Blurred Lines, Supreme Court Edition
A while back, we asked an election law professor how a Supreme Court case over Arizona’s redistricting process would affect California. That case comes down to who gets to regulate federal elections. This week, along came another Supreme Court case that could make big waves when it comes to how congressional districts are drawn.
The question at the heart of this new case, as summed up by the Washington Post, is “whether political districts should be drawn based on the number of people that live in the district, or based on the number of people in that district that can vote.”
If districts were drawn solely by the number of eligible voters in a state, California would be the biggest loser, one consultant told the Los Angeles Times. The reason: “States with large noncitizen populations – such as California – may be assigned fewer seats if only eligible voters are considered,” according to the Times.
Goodbye, Spending Spree
This is what journalists (and everyone else, probably) calls “making an impact.” The Associated Press dropped a big revelation earlier this week: Assembly leaders “control a large annual operations budget that they regularly tap into to boost services of their choosing without a single hearing or vote.”
That’s the type of set-up that usually gets shortened to “slush fund.”
Speaker Toni Atkins was in on the action – she steered large sums to the Museum of Tolerance, a senior nutrition program, a program to help vets find work and others, according to the AP. All worthy and mostly noncontroversial causes, sure – but directing money in such large amounts ideally involves some public input.
And lo and behold, a day after the story published, came this: “California Assembly Speaker Toni Atkins plans to stop steering millions of dollars toward favored causes using her chamber’s operating fund.”
Dave Rolland, who works in Atkins’ office, tweeted that the decision was made before the AP story ran.

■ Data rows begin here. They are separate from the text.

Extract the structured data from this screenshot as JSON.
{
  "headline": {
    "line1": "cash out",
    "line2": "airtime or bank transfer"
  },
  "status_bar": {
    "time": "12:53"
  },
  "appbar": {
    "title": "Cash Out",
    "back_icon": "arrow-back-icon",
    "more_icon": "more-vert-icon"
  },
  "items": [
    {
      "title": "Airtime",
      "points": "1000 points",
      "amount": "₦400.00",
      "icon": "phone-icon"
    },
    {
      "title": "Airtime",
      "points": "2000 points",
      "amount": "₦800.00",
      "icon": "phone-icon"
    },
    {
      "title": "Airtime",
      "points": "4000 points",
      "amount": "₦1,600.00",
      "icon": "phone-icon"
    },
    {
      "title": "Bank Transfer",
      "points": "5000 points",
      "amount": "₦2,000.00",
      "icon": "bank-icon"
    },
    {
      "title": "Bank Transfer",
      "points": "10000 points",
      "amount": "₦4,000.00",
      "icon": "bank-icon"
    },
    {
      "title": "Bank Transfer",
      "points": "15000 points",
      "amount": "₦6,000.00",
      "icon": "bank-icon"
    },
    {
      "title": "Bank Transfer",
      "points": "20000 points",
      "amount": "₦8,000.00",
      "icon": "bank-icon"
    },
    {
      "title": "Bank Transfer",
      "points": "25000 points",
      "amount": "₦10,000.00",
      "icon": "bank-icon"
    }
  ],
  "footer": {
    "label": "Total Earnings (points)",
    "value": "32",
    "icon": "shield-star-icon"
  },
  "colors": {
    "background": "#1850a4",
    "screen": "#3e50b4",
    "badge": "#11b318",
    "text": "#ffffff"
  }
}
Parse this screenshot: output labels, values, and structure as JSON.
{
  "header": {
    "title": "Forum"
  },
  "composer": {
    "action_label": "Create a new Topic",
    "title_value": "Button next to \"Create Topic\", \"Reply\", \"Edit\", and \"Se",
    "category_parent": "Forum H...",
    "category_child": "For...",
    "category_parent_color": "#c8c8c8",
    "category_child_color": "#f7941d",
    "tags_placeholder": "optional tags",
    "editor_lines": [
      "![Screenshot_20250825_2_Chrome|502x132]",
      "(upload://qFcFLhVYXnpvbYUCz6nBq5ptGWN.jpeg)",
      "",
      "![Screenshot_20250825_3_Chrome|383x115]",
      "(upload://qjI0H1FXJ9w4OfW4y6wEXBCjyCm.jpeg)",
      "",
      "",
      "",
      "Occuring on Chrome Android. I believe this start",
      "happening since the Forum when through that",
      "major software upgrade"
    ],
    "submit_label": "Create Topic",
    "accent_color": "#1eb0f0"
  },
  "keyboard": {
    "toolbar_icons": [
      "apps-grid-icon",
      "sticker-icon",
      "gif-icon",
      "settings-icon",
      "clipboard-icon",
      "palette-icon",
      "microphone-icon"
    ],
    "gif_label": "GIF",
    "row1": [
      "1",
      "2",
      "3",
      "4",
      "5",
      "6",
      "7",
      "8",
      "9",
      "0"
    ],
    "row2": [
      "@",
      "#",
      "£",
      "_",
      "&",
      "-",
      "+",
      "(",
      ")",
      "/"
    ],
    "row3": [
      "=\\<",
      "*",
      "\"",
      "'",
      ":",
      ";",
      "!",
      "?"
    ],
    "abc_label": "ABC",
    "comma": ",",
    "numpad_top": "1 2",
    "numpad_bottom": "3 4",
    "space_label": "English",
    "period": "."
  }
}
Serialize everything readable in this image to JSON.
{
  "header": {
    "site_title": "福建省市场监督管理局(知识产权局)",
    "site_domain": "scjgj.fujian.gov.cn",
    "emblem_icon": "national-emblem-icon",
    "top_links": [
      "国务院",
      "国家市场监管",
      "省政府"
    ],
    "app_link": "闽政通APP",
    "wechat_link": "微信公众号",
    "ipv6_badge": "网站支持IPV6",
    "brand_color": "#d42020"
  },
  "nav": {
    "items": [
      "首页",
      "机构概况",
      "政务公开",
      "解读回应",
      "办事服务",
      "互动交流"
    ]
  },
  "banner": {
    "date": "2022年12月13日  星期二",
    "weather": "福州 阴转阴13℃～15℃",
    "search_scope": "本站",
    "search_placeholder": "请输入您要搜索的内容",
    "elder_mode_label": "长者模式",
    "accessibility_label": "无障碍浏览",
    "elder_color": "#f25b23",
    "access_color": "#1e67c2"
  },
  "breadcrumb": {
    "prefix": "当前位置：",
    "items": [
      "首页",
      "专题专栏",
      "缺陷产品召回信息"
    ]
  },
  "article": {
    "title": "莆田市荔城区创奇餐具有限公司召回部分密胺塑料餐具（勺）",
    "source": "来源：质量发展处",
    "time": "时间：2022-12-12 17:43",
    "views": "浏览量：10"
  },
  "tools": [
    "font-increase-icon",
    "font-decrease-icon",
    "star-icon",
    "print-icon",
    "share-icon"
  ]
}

All Weber, All the Time
The U-T notices that Assemblywoman Shirley Weber’s been in the spotlight a lot lately since she decided to take on two powerful interest groups: teachers and cops. Shockingly (I kid), that’s earned her some backlash and provoked some uncomfortable conversations.
Weber has introduced bills this session aimed at boosting teacher evaluations and transparency measures for police body cameras.
No description of Weber’s rising profile, though, will ever be as good as her own, which she gave to Liam Dillon: “We got juice.”
Golden State News
• Anne Gust Brown keeps a low profile (she says the First Dog, Sutter Brown, gets recognized far more often), but is arguably the most powerful gubernatorial first lady in the country. (California Sunday)
• The Assembly passed two bills this week to discourage ridiculous ballot measures like the one filed earlier this year that would OK the killing of gays. One boosts the filing fee for proposed measures; one allows for a disclaimer to be included when a measure would likely violate a person’s constitutional rights. (L.A. Times)
• A major piece of Gov. Jerry Brown’s health care budget is not winning over many lawmakers. (Sacramento Bee)